MontgomeryParks new historic site, Josiah Henson Museum and Park, is open Friday to Sunday, 10 a.m. to 4 p.m.
Take the virtual tour: https://t.co/41ib044pot.
Get timed tickets at https://t.co/VOgTf3dKqT. https://twitter.com/montgomeryparks/status/1387785009860390913?s=27
Parking is only available at the Kennedy-Shriver Aquatic Center, located across the street at Wall Local Park, 5900 Executive Blvd, N. Bethesda. Follow signage for the "Pathway to Freedom" that leads to the Josiah Henson Museum and Park.
The date of this year’s Bike-to-Work day, May 21, 2021. The Montgomery County Department of Transportation (MCDOT) promotes this year’s Bike To Work Day by featuring a different bike path/trail in Montgomery County each week through Sunday, May 30. Bike riders are asked to submit a favorite picture of themselves enjoying their ride along the featured trail to be entered into a weekly drawing.
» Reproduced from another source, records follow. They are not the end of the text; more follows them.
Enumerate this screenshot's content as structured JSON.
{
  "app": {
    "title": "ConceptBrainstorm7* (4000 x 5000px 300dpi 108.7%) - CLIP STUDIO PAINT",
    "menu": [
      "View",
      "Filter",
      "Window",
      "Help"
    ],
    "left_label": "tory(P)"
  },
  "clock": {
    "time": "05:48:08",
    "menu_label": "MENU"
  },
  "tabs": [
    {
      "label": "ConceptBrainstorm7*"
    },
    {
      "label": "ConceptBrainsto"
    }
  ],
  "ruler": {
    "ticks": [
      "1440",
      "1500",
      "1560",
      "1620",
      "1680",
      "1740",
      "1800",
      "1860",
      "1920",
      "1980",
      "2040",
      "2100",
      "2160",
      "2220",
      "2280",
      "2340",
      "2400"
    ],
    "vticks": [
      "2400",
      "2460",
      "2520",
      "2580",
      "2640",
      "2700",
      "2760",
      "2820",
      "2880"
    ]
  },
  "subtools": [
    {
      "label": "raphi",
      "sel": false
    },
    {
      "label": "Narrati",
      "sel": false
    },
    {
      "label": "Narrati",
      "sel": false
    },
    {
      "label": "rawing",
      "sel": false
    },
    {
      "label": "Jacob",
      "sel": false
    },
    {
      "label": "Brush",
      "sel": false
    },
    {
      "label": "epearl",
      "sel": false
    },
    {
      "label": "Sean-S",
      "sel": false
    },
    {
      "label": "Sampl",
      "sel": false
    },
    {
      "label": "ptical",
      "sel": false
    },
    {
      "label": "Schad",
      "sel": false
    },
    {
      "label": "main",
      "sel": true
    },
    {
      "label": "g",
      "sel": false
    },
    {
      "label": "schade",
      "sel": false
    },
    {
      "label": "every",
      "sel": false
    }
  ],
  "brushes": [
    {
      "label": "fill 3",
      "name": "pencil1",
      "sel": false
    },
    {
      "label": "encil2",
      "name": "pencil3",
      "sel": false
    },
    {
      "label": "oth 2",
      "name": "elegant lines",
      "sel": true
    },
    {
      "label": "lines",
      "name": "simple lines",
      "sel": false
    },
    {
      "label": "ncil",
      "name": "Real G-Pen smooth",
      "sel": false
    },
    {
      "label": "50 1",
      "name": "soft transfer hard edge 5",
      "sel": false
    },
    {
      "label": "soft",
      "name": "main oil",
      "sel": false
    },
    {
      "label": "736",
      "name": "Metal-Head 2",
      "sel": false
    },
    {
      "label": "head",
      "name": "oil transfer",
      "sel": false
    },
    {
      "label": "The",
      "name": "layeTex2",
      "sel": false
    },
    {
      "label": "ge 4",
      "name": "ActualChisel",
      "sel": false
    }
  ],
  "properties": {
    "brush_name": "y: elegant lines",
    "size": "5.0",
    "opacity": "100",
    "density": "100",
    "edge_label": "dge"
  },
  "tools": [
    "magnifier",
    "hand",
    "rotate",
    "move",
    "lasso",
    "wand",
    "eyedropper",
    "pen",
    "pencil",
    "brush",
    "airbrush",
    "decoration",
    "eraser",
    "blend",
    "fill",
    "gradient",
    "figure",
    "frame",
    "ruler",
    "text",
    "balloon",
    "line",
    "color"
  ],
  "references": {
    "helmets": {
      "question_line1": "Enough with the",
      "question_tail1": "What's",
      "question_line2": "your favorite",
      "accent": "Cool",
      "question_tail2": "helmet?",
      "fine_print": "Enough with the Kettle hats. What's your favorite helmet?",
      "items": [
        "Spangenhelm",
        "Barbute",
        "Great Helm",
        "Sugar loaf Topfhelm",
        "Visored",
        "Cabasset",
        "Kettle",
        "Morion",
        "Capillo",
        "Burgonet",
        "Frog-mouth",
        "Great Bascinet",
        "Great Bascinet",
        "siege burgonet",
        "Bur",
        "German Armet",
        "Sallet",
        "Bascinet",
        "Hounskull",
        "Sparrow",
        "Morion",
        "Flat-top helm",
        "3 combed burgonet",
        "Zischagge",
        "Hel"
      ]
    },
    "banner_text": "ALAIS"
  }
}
This week’s featured location is The Bethesda Trolley Trail. Previously featured trails were the Capital Crescent, Sligo Creek, Carl Henn Millennium and Matthew Henson trails. More information on the contest and future locations can be found at: tinyurl.com/4r7kd52w.